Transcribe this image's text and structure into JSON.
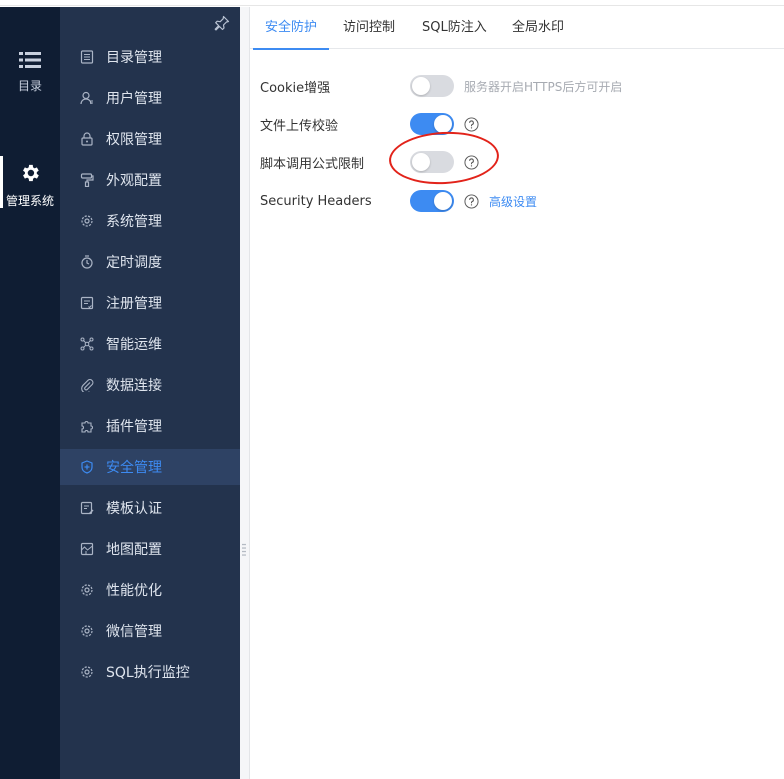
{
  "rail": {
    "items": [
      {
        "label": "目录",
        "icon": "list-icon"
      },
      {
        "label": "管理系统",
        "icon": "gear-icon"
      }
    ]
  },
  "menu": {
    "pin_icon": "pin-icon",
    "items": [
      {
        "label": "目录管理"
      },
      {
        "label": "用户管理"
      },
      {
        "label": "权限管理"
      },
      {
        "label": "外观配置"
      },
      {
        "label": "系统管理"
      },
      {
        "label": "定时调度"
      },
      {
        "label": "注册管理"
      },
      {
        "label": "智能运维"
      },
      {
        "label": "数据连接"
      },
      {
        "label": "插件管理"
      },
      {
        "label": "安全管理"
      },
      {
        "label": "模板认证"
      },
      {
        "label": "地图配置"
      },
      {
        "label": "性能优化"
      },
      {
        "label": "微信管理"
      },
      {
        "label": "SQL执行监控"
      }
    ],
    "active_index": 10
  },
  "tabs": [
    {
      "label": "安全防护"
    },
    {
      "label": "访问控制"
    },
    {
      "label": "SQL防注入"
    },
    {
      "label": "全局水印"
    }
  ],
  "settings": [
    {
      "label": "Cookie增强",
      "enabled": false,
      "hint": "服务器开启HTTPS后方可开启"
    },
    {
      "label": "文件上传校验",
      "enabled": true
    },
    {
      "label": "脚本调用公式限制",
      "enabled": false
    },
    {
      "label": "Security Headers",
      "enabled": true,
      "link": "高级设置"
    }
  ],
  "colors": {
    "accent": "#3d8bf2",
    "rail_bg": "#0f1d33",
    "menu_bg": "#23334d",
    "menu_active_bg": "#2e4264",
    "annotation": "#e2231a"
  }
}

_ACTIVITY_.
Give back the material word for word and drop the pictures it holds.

_ANSWER SECTION_.
Transcribe this image's text and structure into JSON.
{
  "rail": {
    "items": [
      {
        "label": "目录",
        "icon": "list-icon"
      },
      {
        "label": "管理系统",
        "icon": "gear-icon"
      }
    ]
  },
  "menu": {
    "pin_icon": "pin-icon",
    "items": [
      {
        "label": "目录管理"
      },
      {
        "label": "用户管理"
      },
      {
        "label": "权限管理"
      },
      {
        "label": "外观配置"
      },
      {
        "label": "系统管理"
      },
      {
        "label": "定时调度"
      },
      {
        "label": "注册管理"
      },
      {
        "label": "智能运维"
      },
      {
        "label": "数据连接"
      },
      {
        "label": "插件管理"
      },
      {
        "label": "安全管理"
      },
      {
        "label": "模板认证"
      },
      {
        "label": "地图配置"
      },
      {
        "label": "性能优化"
      },
      {
        "label": "微信管理"
      },
      {
        "label": "SQL执行监控"
      }
    ],
    "active_index": 10
  },
  "tabs": [
    {
      "label": "安全防护"
    },
    {
      "label": "访问控制"
    },
    {
      "label": "SQL防注入"
    },
    {
      "label": "全局水印"
    }
  ],
  "settings": [
    {
      "label": "Cookie增强",
      "enabled": false,
      "hint": "服务器开启HTTPS后方可开启"
    },
    {
      "label": "文件上传校验",
      "enabled": true
    },
    {
      "label": "脚本调用公式限制",
      "enabled": false
    },
    {
      "label": "Security Headers",
      "enabled": true,
      "link": "高级设置"
    }
  ],
  "colors": {
    "accent": "#3d8bf2",
    "rail_bg": "#0f1d33",
    "menu_bg": "#23334d",
    "menu_active_bg": "#2e4264",
    "annotation": "#e2231a"
  }
}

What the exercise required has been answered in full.